A 2014 report by The Carbon Trust suggested that resource challenges are intensifying rapidly – for example, there could be a 40% gap between available water supplies and water needs by 2030, and some critical materials could be in short supply as soon as 2016.[needs update] These challenges could lead to disruptions to supply, growing regulatory requirements, volatile fluctuation of prices, and may ultimately threaten the viability of existing business models.
Resource efficiency measures, methods, and aims are quite similar to those of resource productivity/resource intensity and of the slightly more environment-inclined concept of ecological efficiency/eco-efficiency.
To achieve and optimize natural resource and energy efficiency, several sustainable economical or production schemes have been proposed over the course of the last 50 years:[when?] circular economy, cradle-to-cradle- or regenerative design, as well as biomimetics principles, just to name a few. Common to all of them is built-in sustainability, in which (non-renewable) resource-wasting is ruled out by design. They are generally built to be holistic, robustly self-sustaining and respecting the carrying capacity of the economic or ecological system.
Resource use measurement and identification of hotspotsEdit
A key tool in resource efficiency is measuring different aspects of resource use (e.g. carbon footprint, water footprint, land footprint or material use), then identifying 'hot spots' where the most resources are used or where there are the best opportunities to reduce this resource use. For example, WRAP has published information on hotspots for 50 grocery products likely to contribute most to the environmental impacts associated with UK household consumption.  WRAP have created a range of tools and guides to help improve business resource efficiency.
Initiatives and programmesEdit
UNEP works to promote resource efficiency and sustainable consumption and production (SCP) in both developed and developing countries. The focus is on achieving increased understanding and implementation by public and private decision makers, as well as civil society, of policies and actions for resource efficiency and SCP. This includes the promotion of sustainable resource management in a life cycle perspective for goods and services.
The resource-efficient Europe flagship initiative is part of the Europe 2020 Strategy, the EU's growth strategy for a smart, inclusive and sustainable economy. It supports the shift towards sustainable growth via a resource-efficient, low-carbon economy.
Tomsk Polytechnic UniversityEdit
This section may be confusing or unclear to readers. (March 2021)
In October 2012 Tomsk Polytechnic University (TPU) launched the Development Program of Resource Efficient Technologies for the period 2013–2018. That program was presented by TPU in 2009 at the Russian federal competition "National Research University". A key point of the program of TPU was announced the formation of high school as a world-class university-based staffing and development of technologies for resource-efficient economy.

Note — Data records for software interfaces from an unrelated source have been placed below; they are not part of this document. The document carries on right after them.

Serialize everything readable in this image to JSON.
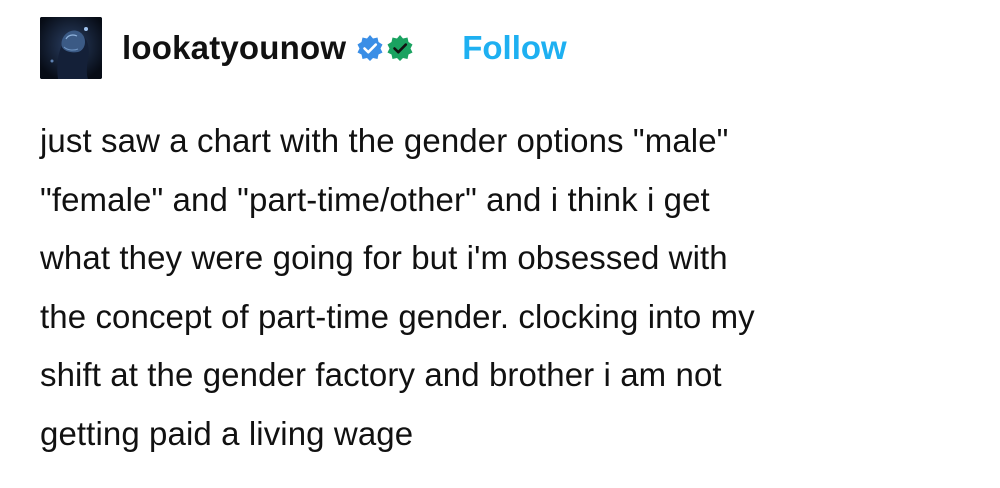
{
  "post": {
    "author": {
      "username": "lookatyounow",
      "avatar_icon": "avatar-image",
      "badges": [
        {
          "icon": "verified-checkmark-icon",
          "color": "#3a8ee6"
        },
        {
          "icon": "verified-checkmark-icon",
          "color": "#1aa260"
        }
      ]
    },
    "follow_label": "Follow",
    "follow_color": "#1eb0f1",
    "body_lines": [
      "just saw a chart with the gender options \"male\"",
      "\"female\" and \"part-time/other\" and i think i get",
      "what they were going for but i'm obsessed with",
      "the concept of part-time gender. clocking into my",
      "shift at the gender factory and brother i am not",
      "getting paid a living wage"
    ]
  }
}
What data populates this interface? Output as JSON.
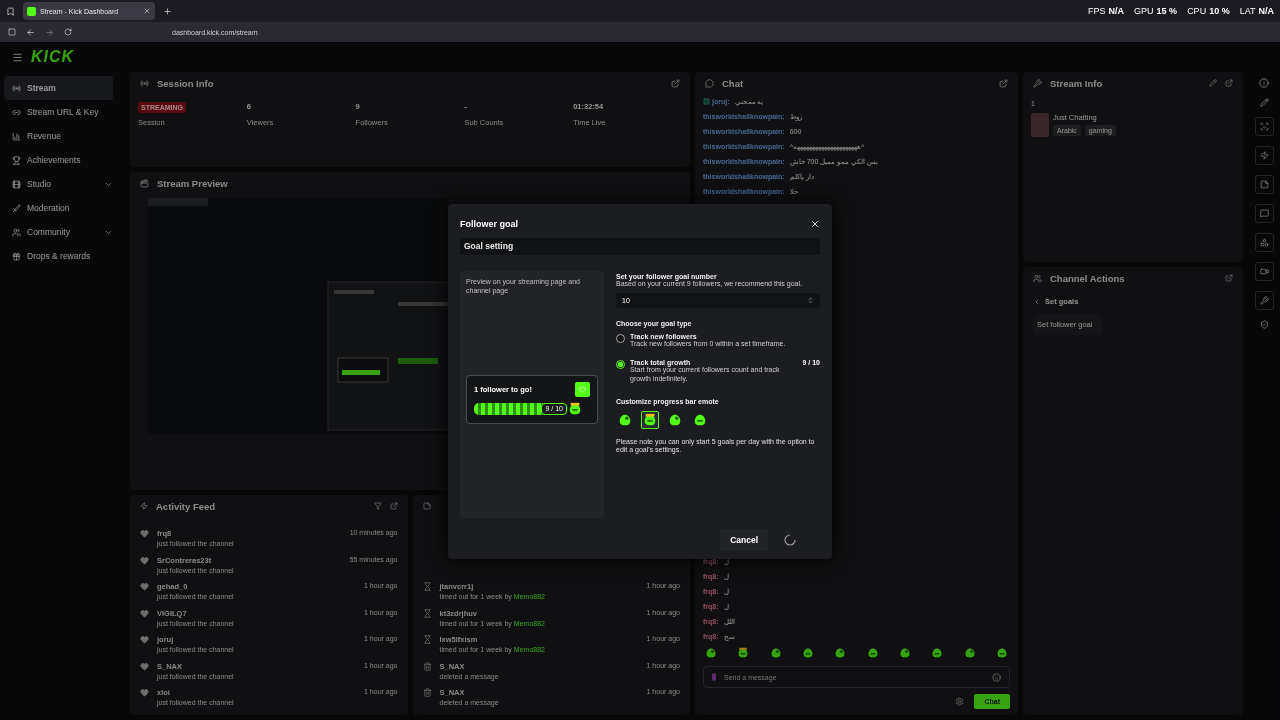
{
  "browser": {
    "tab_title": "Stream - Kick Dashboard",
    "url": "dashboard.kick.com/stream"
  },
  "perf_overlay": [
    {
      "label": "FPS",
      "value": "N/A"
    },
    {
      "label": "GPU",
      "value": "15 %"
    },
    {
      "label": "CPU",
      "value": "10 %"
    },
    {
      "label": "LAT",
      "value": "N/A"
    }
  ],
  "logo": "KICK",
  "sidebar": {
    "items": [
      {
        "label": "Stream",
        "selected": true,
        "expandable": false
      },
      {
        "label": "Stream URL & Key",
        "selected": false,
        "expandable": false
      },
      {
        "label": "Revenue",
        "selected": false,
        "expandable": false
      },
      {
        "label": "Achievements",
        "selected": false,
        "expandable": false
      },
      {
        "label": "Studio",
        "selected": false,
        "expandable": true
      },
      {
        "label": "Moderation",
        "selected": false,
        "expandable": false
      },
      {
        "label": "Community",
        "selected": false,
        "expandable": true
      },
      {
        "label": "Drops & rewards",
        "selected": false,
        "expandable": false
      }
    ]
  },
  "session_info": {
    "title": "Session Info",
    "status": {
      "badge": "STREAMING",
      "label": "Session"
    },
    "stats": [
      {
        "value": "6",
        "label": "Viewers"
      },
      {
        "value": "9",
        "label": "Followers"
      },
      {
        "value": "-",
        "label": "Sub Counts"
      },
      {
        "value": "01:32:54",
        "label": "Time Live"
      }
    ]
  },
  "stream_preview": {
    "title": "Stream Preview"
  },
  "activity_feed": {
    "title": "Activity Feed",
    "events": [
      {
        "user": "frq8",
        "text": "just followed the channel",
        "time": "10 minutes ago"
      },
      {
        "user": "SrContreras23t",
        "text": "just followed the channel",
        "time": "55 minutes ago"
      },
      {
        "user": "gehad_0",
        "text": "just followed the channel",
        "time": "1 hour ago"
      },
      {
        "user": "VIGILQ7",
        "text": "just followed the channel",
        "time": "1 hour ago"
      },
      {
        "user": "joruj",
        "text": "just followed the channel",
        "time": "1 hour ago"
      },
      {
        "user": "S_NAX",
        "text": "just followed the channel",
        "time": "1 hour ago"
      },
      {
        "user": "xloi",
        "text": "just followed the channel",
        "time": "1 hour ago"
      }
    ]
  },
  "mod_log": {
    "entries": [
      {
        "kind": "timeout",
        "user": "jtanvcrr1j",
        "action": "timed out for 1 week by",
        "moderator": "Memo882",
        "time": "1 hour ago"
      },
      {
        "kind": "timeout",
        "user": "kt3zdrjhuv",
        "action": "timed out for 1 week by",
        "moderator": "Memo882",
        "time": "1 hour ago"
      },
      {
        "kind": "timeout",
        "user": "lxw5lfxism",
        "action": "timed out for 1 week by",
        "moderator": "Memo882",
        "time": "1 hour ago"
      },
      {
        "kind": "delete",
        "user": "S_NAX",
        "action": "deleted a message",
        "time": "1 hour ago"
      },
      {
        "kind": "delete",
        "user": "S_NAX",
        "action": "deleted a message",
        "time": "1 hour ago"
      }
    ]
  },
  "chat": {
    "title": "Chat",
    "messages_top": [
      {
        "user": "joruj:",
        "text": "يه ممحني",
        "badge": true
      },
      {
        "user": "thisworldshallknowpain:",
        "text": "زوط",
        "badge": false
      },
      {
        "user": "thisworldshallknowpain:",
        "text": "600",
        "badge": false
      },
      {
        "user": "thisworldshallknowpain:",
        "text": "^هههههههههههههههههههههه^",
        "badge": false
      },
      {
        "user": "thisworldshallknowpain:",
        "text": "بس الكي ممو مميل 700 خاش",
        "badge": false
      },
      {
        "user": "thisworldshallknowpain:",
        "text": "دار ياكلم",
        "badge": false
      },
      {
        "user": "thisworldshallknowpain:",
        "text": "حلا",
        "badge": false
      }
    ],
    "messages_bottom": [
      {
        "user": "frq8:",
        "text": "ل",
        "badge": false
      },
      {
        "user": "frq8:",
        "text": "ل",
        "badge": false
      },
      {
        "user": "frq8:",
        "text": "ل",
        "badge": false
      },
      {
        "user": "frq8:",
        "text": "ل",
        "badge": false
      },
      {
        "user": "frq8:",
        "text": "اللل",
        "badge": false
      },
      {
        "user": "frq8:",
        "text": "سح",
        "badge": false
      }
    ],
    "input_placeholder": "Send a message",
    "send_button": "Chat"
  },
  "stream_info": {
    "title": "Stream Info",
    "viewer_line": "1",
    "category": "Just Chatting",
    "tags": [
      "Arabic",
      "gaming"
    ]
  },
  "channel_actions": {
    "title": "Channel Actions",
    "back": "Set goals",
    "items": [
      "Set follower goal"
    ]
  },
  "modal": {
    "title": "Follower goal",
    "section": "Goal setting",
    "preview_caption": "Preview on your streaming page and channel page",
    "preview_card": {
      "headline": "1 follower to go!",
      "level": 0.9,
      "reading": "9 / 10"
    },
    "goal_number": {
      "label": "Set your follower goal number",
      "hint": "Based on your current 9 followers, we recommend this goal.",
      "value": "10"
    },
    "goal_type": {
      "label": "Choose your goal type",
      "options": [
        {
          "title": "Track new followers",
          "description": "Track new followers from 0 within a set timeframe.",
          "selected": false
        },
        {
          "title": "Track total growth",
          "description": "Start from your current followers count and track growth indefinitely.",
          "selected": true,
          "reading": "9 / 10"
        }
      ]
    },
    "emotes": {
      "label": "Customize progress bar emote",
      "items": [
        {
          "selected": false
        },
        {
          "selected": true
        },
        {
          "selected": false
        },
        {
          "selected": false
        }
      ]
    },
    "note": "Please note you can only start 5 goals per day with the option to edit a goal's settings.",
    "cancel": "Cancel",
    "saving": true
  }
}
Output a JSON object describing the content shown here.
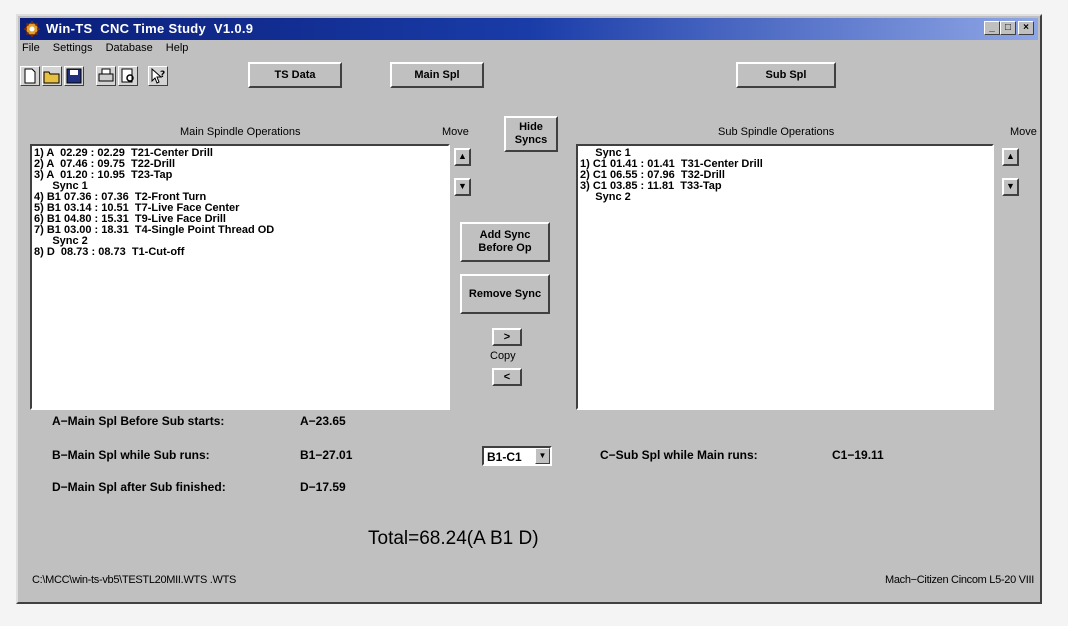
{
  "window": {
    "title": "Win-TS  CNC Time Study  V1.0.9",
    "caption_buttons": [
      "_",
      "□",
      "×"
    ]
  },
  "menu": [
    "File",
    "Settings",
    "Database",
    "Help"
  ],
  "toolbar": {
    "icons": [
      "new-file-icon",
      "open-folder-icon",
      "save-disk-icon",
      "print-icon",
      "print-preview-icon",
      "help-pointer-icon"
    ],
    "ts_data_label": "TS Data",
    "main_spl_label": "Main Spl",
    "sub_spl_label": "Sub Spl"
  },
  "main_ops": {
    "header": "Main Spindle Operations",
    "move_label": "Move",
    "items": [
      "1) A  02.29 : 02.29  T21-Center Drill",
      "2) A  07.46 : 09.75  T22-Drill",
      "3) A  01.20 : 10.95  T23-Tap",
      "      Sync 1",
      "4) B1 07.36 : 07.36  T2-Front Turn",
      "5) B1 03.14 : 10.51  T7-Live Face Center",
      "6) B1 04.80 : 15.31  T9-Live Face Drill",
      "7) B1 03.00 : 18.31  T4-Single Point Thread OD",
      "      Sync 2",
      "8) D  08.73 : 08.73  T1-Cut-off"
    ]
  },
  "sub_ops": {
    "header": "Sub Spindle Operations",
    "move_label": "Move",
    "items": [
      "     Sync 1",
      "1) C1 01.41 : 01.41  T31-Center Drill",
      "2) C1 06.55 : 07.96  T32-Drill",
      "3) C1 03.85 : 11.81  T33-Tap",
      "     Sync 2"
    ]
  },
  "center_buttons": {
    "hide_syncs": "Hide Syncs",
    "add_sync": "Add Sync Before Op",
    "remove_sync": "Remove Sync",
    "copy_right": ">",
    "copy_label": "Copy",
    "copy_left": "<"
  },
  "summary": {
    "a_label": "A−Main Spl Before Sub starts:",
    "a_value": "A−23.65",
    "b_label": "B−Main Spl while Sub runs:",
    "b_value": "B1−27.01",
    "d_label": "D−Main Spl after Sub finished:",
    "d_value": "D−17.59",
    "c_label": "C−Sub Spl while Main runs:",
    "c_value": "C1−19.11",
    "dropdown_value": "B1-C1",
    "total": "Total=68.24(A B1 D)"
  },
  "status": {
    "path": "C:\\MCC\\win-ts-vb5\\TESTL20MII.WTS .WTS",
    "machine": "Mach−Citizen Cincom L5-20 VIII"
  },
  "colors": {
    "title_start": "#0a1e7a",
    "title_end": "#8fa6e6",
    "face": "#c0c0c0"
  }
}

TPU developed educational module "Resource Efficiency", prepared and published a textbook "Principals of resource efficiency", optional subject matter of the same name introduced in the curriculum (for all disciplines and areas of undergraduate).
TPU envisages university development in the field of resource-efficient technologies that unites six research and educational clusters:
- Safe Environment
- Non-destructive testing and diagnostics
- Materials for extreme conditions
- Domestic and industrial waste recycling
- Sustainable Energy
- Medical Engineering
- Bioengineering materials and technologies
- Radiation technologies in bioengineering
- Electrophysical biomedical complexes
- Planet Resources
- Resource-efficient use of mineral resources
- Clear water
- Green chemistry
- Cognitive Systems and Telecommunications
- Social Science and Humanities in Engineering
- Social science and humanities component of engineering
- Mechanisms of technical innovations initiation and engineering forethought
Resource Efficient ScotlandEdit
Resource Efficient Scotland is a Scottish government-funded programme that helps businesses and the public and third sectors save money by using resources more efficiently.
- "Opportunities in a resource constrained world: How business is rising to the challenge". The Carbon Trust. February 2014. Retrieved 22 July 2014.
- "Hotspot data for 50 grocery products". Archived from the original on 2013-08-20.
- "Business Resource Efficiency Hub".
- "Welcome to Resource Efficiency - Resource Efficiency". www.UNEP.org. Retrieved 5 May 2017.
- "Resource Efficiency - Environment - European Commission". EC.Europa.eu. Retrieved 5 May 2017.
- "Resource Effisient Technologies Center of Exellence - Home". res-eff.TPU.ru. Retrieved 5 May 2017.
- "Resource Efficient Scotland".